((

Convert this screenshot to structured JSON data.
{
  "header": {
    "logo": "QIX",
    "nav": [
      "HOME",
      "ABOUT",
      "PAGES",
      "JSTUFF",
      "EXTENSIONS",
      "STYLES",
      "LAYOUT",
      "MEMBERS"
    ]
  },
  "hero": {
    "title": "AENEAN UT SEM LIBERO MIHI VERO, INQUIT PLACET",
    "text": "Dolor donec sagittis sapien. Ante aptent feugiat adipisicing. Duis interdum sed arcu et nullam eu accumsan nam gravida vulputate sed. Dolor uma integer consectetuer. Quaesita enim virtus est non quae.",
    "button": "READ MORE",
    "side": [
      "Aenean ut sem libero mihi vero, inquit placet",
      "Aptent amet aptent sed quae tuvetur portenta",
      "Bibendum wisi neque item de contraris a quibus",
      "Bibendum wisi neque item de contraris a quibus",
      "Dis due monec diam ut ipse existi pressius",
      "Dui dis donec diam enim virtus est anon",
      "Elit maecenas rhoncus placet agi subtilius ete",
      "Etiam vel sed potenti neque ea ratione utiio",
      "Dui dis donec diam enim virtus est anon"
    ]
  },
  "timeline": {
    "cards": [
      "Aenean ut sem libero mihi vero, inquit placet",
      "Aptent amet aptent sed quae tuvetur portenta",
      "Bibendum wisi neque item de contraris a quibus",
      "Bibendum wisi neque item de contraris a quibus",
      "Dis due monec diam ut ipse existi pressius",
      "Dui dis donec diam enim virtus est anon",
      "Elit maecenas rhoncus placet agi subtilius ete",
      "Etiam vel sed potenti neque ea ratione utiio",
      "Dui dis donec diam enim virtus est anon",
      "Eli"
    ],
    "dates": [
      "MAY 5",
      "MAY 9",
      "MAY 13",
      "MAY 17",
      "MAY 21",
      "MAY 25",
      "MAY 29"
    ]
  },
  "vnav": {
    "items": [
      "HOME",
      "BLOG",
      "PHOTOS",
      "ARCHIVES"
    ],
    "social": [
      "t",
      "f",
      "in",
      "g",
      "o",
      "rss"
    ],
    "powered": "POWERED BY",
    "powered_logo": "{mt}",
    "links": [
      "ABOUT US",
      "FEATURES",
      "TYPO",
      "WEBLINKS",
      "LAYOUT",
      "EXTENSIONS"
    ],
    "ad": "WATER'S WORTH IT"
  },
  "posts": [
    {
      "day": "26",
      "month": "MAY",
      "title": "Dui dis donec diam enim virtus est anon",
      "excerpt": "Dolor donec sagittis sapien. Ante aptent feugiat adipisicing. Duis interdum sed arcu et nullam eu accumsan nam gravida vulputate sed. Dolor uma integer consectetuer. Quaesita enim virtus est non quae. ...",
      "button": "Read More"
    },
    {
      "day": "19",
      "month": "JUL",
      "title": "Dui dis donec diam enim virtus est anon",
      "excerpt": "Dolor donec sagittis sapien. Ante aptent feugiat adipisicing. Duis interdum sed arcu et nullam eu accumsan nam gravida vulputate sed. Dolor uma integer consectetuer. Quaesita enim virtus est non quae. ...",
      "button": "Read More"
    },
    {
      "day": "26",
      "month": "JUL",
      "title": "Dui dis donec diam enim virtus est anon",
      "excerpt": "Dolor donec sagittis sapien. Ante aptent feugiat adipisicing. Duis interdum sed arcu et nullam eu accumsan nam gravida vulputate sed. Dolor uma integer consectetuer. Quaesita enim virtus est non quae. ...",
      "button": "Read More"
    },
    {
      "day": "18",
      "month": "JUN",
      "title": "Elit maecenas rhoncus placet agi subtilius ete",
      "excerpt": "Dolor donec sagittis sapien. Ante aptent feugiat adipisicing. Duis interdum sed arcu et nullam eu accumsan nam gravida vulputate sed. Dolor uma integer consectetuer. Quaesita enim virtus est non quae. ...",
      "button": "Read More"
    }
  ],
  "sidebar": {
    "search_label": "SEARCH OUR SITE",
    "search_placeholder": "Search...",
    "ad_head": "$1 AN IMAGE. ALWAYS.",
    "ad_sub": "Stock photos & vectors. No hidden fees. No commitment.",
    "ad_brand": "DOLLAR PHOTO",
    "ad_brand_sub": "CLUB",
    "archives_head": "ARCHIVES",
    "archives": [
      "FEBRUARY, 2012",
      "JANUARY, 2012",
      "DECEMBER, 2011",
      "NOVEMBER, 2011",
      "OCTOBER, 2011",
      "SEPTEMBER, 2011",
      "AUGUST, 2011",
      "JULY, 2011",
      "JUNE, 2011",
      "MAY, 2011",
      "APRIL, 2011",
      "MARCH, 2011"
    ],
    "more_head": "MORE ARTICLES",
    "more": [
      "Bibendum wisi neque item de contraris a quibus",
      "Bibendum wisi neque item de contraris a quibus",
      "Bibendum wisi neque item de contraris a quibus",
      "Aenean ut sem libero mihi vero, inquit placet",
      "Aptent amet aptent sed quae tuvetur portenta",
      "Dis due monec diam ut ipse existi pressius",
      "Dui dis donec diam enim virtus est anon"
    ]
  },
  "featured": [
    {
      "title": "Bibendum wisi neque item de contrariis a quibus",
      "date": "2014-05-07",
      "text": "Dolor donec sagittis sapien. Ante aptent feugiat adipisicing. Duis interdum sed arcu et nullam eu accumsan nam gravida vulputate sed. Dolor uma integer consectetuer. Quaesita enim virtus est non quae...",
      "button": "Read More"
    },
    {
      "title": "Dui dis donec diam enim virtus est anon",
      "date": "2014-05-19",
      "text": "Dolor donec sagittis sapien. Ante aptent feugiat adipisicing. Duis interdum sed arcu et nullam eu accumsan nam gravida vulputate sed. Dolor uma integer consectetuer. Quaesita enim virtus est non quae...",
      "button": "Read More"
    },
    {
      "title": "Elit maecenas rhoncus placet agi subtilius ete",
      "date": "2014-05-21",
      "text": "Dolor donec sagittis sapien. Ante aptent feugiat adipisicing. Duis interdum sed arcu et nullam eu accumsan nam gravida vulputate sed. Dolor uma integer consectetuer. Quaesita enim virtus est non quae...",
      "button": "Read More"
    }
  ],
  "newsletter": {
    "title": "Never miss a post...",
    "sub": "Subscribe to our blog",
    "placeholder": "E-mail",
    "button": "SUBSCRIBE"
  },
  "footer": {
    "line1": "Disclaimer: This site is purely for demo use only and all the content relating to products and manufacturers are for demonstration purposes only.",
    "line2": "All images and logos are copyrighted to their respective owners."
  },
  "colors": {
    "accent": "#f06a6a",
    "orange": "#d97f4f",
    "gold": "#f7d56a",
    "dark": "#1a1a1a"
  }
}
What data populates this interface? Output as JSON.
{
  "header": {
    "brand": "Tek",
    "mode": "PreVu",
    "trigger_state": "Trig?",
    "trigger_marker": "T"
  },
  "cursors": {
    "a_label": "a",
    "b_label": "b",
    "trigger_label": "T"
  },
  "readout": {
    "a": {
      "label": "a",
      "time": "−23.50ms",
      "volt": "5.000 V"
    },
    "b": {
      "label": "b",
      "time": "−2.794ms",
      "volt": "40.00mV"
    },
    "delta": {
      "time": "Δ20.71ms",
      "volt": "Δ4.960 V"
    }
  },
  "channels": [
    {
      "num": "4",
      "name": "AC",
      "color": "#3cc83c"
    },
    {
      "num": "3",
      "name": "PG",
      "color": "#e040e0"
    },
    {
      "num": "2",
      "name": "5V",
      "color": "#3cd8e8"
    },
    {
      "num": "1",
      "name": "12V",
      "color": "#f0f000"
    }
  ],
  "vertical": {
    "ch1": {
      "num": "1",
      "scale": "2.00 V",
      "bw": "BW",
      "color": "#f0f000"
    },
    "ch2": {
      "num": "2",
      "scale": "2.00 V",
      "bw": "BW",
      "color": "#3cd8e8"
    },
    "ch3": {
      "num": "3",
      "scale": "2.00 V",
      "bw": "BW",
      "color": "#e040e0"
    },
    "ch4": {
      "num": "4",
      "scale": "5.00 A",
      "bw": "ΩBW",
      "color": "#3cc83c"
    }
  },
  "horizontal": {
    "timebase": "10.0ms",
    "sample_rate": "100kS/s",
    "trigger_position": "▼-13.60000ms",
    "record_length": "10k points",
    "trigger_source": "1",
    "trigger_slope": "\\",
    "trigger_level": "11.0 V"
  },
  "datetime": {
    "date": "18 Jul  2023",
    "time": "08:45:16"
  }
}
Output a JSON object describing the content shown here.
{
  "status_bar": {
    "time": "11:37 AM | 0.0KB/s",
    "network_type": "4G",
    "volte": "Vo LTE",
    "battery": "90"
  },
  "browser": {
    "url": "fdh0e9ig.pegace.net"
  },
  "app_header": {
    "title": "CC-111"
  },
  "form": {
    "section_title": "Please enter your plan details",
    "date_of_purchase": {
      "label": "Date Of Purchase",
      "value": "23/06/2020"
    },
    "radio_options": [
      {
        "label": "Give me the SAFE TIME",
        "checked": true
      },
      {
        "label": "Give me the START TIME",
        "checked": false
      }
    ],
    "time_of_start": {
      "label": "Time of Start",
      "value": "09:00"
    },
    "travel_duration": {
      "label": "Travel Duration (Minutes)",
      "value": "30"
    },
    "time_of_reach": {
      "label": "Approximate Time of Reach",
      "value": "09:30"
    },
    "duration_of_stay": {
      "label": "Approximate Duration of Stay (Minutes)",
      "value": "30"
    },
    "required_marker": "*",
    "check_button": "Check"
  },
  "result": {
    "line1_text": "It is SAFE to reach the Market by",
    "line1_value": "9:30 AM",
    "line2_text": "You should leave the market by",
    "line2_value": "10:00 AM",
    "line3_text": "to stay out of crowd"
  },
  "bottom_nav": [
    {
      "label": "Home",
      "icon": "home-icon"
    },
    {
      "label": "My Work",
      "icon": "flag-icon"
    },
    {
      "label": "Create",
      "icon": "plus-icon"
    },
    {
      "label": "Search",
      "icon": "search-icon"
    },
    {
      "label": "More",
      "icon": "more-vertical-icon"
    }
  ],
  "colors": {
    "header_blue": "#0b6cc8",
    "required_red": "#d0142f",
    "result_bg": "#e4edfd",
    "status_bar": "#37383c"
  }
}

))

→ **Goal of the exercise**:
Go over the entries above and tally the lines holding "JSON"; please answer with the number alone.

→ **Output**:
3